Testing Your Comprehension
- A child was involved in an automobile collision. She was not wearing a safety restraint, and her chin struck the dashboard hard. When the physician looked into her auditory canal, he could see into her throat. What do you infer from this about the nature of her injury?
- By palpating the hind leg of a cat or dog or by examining a laboratory skeleton, you can see that cats and dogs stand on the heads of their metatarsal bones; the calcaneus does not touch the ground. How is this similar to the stance of a woman wearing high-heeled shoes? How is it different?
- Contrast the tarsal bones with the carpal bones. Which ones are similar in name, location, or both? Which ones are different?
- In adolescents, trauma sometimes separates the head of the femur from the neck.
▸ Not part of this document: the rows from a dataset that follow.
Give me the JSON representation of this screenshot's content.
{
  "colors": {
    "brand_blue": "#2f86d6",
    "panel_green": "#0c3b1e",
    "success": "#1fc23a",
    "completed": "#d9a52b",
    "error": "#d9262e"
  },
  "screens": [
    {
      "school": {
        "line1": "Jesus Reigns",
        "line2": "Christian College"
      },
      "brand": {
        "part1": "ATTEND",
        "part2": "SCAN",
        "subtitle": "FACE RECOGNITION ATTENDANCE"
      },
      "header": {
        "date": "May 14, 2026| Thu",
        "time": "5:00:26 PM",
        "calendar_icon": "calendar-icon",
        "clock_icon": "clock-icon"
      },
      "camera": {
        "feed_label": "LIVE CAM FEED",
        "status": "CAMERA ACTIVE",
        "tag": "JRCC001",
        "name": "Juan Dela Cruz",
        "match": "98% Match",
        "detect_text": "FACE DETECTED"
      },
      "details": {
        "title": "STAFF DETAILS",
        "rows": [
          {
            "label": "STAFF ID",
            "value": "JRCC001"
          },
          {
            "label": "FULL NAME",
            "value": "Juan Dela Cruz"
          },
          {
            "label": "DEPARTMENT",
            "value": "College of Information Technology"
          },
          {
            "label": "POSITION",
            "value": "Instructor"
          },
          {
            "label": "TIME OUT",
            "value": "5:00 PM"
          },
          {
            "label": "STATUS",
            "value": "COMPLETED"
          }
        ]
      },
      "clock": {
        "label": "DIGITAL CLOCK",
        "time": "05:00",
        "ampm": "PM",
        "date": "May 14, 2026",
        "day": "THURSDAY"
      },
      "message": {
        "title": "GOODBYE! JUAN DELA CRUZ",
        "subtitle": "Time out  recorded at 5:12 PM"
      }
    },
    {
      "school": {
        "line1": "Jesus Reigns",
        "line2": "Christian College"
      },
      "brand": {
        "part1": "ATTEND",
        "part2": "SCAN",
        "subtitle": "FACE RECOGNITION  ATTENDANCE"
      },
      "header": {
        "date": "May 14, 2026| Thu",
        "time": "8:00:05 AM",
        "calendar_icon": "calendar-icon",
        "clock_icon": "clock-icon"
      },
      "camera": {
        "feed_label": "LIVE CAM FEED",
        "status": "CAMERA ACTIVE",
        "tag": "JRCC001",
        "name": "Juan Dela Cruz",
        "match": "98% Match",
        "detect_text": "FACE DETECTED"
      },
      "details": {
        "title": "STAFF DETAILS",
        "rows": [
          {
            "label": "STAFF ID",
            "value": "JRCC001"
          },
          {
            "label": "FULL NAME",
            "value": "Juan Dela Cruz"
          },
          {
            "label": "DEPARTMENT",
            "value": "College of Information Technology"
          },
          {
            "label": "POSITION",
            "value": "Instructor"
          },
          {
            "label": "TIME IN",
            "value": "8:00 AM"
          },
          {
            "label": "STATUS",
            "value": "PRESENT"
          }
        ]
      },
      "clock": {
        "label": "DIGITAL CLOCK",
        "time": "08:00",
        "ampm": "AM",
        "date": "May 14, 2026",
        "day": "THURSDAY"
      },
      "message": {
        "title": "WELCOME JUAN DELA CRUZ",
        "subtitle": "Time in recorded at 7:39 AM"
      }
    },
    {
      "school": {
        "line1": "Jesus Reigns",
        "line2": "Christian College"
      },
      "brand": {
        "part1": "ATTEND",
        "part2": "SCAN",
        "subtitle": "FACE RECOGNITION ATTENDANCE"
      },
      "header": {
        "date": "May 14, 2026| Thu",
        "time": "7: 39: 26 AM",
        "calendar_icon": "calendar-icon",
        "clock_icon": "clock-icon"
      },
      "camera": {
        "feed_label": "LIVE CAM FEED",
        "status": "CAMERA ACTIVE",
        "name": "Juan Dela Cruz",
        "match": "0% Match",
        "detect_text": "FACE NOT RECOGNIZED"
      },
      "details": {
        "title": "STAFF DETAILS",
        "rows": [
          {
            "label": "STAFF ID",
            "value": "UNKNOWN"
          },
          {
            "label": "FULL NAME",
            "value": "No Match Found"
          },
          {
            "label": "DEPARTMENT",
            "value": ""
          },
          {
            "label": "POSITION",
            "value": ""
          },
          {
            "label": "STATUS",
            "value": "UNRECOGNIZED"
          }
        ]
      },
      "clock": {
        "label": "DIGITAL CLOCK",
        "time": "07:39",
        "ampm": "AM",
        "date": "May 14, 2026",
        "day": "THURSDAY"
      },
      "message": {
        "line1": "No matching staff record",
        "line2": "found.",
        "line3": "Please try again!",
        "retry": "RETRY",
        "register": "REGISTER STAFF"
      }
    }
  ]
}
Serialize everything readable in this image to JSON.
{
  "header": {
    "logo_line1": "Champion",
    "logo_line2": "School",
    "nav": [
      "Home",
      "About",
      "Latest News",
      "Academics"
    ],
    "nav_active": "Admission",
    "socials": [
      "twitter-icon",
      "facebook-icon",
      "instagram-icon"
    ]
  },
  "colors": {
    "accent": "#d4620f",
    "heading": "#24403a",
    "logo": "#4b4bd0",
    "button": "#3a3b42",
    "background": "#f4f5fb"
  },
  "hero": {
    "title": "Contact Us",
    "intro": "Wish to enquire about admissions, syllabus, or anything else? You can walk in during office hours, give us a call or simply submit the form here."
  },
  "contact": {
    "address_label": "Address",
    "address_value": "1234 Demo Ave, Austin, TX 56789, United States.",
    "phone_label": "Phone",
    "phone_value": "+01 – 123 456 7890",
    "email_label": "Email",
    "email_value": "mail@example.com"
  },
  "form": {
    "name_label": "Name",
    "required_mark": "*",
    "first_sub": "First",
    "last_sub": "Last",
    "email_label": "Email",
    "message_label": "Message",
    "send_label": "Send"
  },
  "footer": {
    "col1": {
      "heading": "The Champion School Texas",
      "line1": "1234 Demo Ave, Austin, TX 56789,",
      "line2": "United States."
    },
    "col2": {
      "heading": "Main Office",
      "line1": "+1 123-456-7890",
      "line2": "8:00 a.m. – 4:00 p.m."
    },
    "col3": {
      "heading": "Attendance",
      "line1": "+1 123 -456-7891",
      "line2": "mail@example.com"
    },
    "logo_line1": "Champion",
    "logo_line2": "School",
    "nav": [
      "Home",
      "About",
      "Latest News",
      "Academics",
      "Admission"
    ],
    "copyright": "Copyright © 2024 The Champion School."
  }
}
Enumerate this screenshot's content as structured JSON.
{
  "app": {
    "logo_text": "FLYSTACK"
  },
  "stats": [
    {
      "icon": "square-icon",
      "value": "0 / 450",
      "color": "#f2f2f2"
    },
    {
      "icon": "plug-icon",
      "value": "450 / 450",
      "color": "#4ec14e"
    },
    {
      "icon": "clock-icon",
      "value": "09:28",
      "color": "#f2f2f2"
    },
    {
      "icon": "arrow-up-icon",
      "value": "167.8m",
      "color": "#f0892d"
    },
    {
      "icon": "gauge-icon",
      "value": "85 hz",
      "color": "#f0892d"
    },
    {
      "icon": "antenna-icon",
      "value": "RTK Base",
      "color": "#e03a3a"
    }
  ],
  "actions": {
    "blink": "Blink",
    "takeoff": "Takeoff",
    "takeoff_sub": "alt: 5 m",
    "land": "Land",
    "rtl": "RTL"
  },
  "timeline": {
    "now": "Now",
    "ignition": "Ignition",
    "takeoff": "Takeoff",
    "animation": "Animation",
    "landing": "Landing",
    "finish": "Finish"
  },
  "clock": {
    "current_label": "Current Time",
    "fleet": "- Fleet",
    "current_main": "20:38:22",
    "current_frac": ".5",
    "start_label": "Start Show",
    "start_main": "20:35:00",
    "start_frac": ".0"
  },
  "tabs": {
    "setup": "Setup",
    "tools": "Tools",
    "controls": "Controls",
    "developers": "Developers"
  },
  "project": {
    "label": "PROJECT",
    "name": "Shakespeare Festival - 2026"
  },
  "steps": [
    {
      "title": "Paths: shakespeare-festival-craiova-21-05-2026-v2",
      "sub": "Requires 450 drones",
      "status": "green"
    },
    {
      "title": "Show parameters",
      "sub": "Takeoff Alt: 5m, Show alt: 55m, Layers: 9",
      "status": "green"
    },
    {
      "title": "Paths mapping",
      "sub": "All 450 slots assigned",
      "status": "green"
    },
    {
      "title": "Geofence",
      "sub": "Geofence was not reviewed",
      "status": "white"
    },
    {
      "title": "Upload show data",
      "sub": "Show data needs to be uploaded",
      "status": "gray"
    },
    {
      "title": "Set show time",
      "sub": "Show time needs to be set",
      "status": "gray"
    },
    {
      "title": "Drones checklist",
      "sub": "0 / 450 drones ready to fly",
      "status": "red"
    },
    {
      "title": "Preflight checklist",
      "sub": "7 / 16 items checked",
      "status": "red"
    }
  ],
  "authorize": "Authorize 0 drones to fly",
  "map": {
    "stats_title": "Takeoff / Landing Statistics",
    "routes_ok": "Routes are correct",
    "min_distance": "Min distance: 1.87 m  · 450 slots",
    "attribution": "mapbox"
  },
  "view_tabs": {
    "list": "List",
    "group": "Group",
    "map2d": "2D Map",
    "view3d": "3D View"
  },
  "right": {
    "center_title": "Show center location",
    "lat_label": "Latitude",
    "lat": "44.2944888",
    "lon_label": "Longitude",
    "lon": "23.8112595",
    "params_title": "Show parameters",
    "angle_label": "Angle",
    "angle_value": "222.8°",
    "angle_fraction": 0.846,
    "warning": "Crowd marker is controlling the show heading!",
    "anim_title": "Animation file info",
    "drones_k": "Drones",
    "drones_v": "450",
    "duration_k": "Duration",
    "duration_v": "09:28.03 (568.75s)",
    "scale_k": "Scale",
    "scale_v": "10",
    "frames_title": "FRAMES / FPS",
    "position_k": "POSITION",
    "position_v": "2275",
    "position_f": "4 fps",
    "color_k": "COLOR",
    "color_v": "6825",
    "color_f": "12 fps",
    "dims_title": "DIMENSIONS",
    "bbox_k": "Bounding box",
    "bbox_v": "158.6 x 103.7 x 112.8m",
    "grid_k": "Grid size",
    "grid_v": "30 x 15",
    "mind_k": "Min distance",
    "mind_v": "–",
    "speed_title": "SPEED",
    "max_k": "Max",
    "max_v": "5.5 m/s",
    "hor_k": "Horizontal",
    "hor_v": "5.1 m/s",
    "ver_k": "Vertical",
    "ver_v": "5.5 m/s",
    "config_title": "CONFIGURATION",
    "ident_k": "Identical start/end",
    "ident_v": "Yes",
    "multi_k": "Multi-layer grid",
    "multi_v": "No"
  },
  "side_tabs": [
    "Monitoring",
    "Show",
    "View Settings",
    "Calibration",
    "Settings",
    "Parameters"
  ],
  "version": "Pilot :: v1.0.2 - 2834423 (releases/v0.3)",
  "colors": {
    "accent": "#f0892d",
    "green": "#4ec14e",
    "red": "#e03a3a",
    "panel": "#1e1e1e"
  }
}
Why do you think this is more common in adolescents than in adults?
- Andy, a 55-year-old, 75 kg (165 lb) roofer, is shingling the steeply pitched roof of a new house when he loses his footing and slides down the roof and over the edge, feet first. He braces himself for the fall, and when he hits ground he cries out and doubles up in excruciating pain. Emergency medical technicians called to the scene tell him he has broken his hips. Describe, more specifically, where his fractures most likely occurred. On the way to the hospital, Andy says, "You know it's funny, when I was a kid, I used to jump off roofs that high, and I never got hurt." Why do you think Andy was more at risk of a fracture as an adult than he was as a boy?
Answers at Online Learning Center
Was this article helpful?
This ebook provides an introductory explanation of the workings of the human body, with an effort to draw connections between the body systems and explain their interdependencies. A framework for the book is homeostasis and how the body maintains balance within each system. This is intended as a first introduction to physiology for a college-level course.
Get My Free Ebook